2. Psychosis: a secondary diagnosis of psychosis would presume a requirement for care additional to standard care
3. Repeated suicidal behaviour: a history of suicidal behaviour would presume a requirement for care additional to standard care
4. Incapacity to complete self-administered questionnaires with assistance from researcher: patients who, due to a learning disability as identified in a statement of educational needs, or who are unable to adequately understand written or verbal English, are deemed incapable of completing the self-reporting tests will not be included in the study
5. Receiving any other treatments or therapies outside of standard care which may interfere with Music in Mind. Patients who are in receipt of another creative therapy.
6. Inability to attend music therapy sessions at a Tier 3 facility: if circumstances of the client or parent/guardian are such that they will be unable to attend for trial visits or music therapy sessions (if randomised to treatment group) they will be excluded from the trial
7. Previously involved in Music in Mind. Young people who have previously been randomised for participation in Music in Mind are not eligible to be recruited at a later stage.
8. Non-consent: participants who decide not to consent, or whose parents/guardians decide not to consent will be excluded from the trial. These will be assured that this decision will have no implications for the care that they receive. The provision of music therapy in addition to standard care will be available to them if a clinical decision is made that this is appropriate.
Recruitment start date
Recruitment end date
Countries of recruitment
Trial participating centre

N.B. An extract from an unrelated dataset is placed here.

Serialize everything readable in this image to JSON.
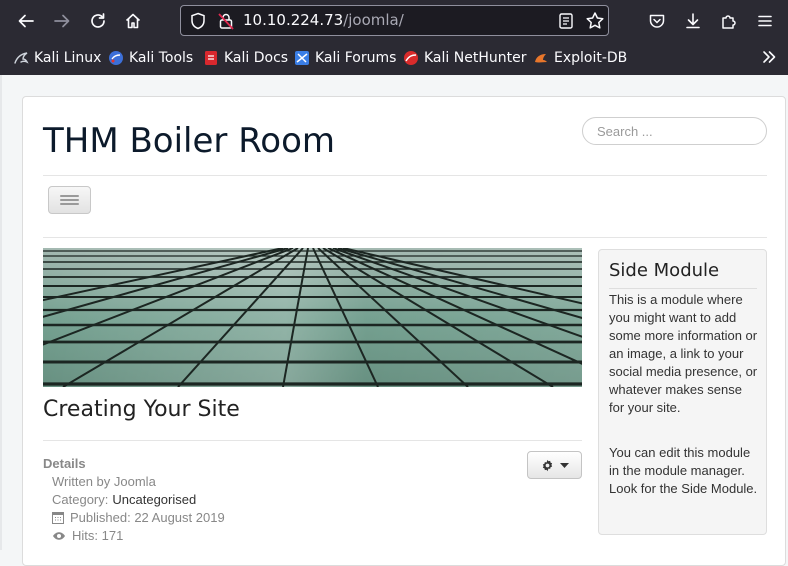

Queen's University Belfast
Big Lottery Fund (ref: C984A1530)
Funding Body Type
private sector organisation
Funding Body Subtype
Results and Publications
Publication and dissemination plan
Not provided at time of registration
Intention to publish date
Participant level data
Not provided at time of registration
Basic results (scientific)
Porter S, Holmes V, McLaughlin K, Lynn F, Cardwell C, Braiden HJ, Doran J, Rogan S, Music in mind, a randomized controlled trial of music therapy for young people with behavioural and emotional problems: study protocol., J Adv Nurs, 2012, 68, 10, 2349-2358, doi: 10.1111/j.1365-2648.2011.05936.x.